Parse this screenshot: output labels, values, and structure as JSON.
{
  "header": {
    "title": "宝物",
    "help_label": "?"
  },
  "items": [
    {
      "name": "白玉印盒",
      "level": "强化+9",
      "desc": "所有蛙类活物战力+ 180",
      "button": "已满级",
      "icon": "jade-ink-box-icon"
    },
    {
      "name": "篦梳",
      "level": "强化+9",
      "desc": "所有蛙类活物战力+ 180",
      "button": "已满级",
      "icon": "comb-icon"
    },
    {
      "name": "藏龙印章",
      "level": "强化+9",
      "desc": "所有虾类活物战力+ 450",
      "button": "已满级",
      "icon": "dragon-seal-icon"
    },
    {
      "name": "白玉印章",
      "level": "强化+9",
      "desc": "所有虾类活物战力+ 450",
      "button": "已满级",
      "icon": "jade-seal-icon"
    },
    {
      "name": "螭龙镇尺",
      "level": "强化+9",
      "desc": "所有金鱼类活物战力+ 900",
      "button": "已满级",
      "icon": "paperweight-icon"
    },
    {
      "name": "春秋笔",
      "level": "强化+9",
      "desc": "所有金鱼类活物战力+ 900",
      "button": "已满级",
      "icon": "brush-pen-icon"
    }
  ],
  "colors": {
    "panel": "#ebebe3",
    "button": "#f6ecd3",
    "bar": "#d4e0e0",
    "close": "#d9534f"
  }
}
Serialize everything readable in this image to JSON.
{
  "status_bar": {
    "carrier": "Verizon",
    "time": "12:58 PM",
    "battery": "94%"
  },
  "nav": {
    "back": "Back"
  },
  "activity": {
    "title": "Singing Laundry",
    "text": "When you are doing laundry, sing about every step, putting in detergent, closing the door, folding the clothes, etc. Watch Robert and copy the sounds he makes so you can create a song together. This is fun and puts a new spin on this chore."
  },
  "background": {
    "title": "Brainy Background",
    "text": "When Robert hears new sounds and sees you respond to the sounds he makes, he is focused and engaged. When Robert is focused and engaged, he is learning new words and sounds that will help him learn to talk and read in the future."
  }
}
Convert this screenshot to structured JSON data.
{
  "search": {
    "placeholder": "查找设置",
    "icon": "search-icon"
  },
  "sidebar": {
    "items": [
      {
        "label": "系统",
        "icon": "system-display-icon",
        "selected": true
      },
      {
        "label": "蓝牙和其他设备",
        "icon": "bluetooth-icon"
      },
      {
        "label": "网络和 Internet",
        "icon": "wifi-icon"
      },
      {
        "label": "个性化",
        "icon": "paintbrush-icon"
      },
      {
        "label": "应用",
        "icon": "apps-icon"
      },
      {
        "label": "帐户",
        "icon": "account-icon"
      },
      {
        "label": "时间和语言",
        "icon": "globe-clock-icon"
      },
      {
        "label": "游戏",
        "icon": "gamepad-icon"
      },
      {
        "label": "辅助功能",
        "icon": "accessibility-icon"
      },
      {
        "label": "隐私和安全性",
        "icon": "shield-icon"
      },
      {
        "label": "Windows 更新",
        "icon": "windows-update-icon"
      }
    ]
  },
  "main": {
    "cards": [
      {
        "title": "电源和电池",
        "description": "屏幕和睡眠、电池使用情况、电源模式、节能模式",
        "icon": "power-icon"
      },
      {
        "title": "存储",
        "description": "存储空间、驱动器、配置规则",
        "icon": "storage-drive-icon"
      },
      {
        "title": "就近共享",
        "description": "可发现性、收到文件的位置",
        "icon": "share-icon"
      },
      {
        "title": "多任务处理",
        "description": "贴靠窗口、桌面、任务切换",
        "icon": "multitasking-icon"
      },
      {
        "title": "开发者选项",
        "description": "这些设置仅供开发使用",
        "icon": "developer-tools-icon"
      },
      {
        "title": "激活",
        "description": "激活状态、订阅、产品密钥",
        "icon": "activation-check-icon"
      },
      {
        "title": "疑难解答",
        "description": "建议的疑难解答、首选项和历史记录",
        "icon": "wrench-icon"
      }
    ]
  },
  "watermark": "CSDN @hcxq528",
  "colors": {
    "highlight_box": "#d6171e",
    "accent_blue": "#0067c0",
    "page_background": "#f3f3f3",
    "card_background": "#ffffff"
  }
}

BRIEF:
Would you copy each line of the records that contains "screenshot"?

EXERCISE OUTPUT:
Parse this screenshot: output labels, values, and structure as JSON.
Convert this screenshot to structured JSON data.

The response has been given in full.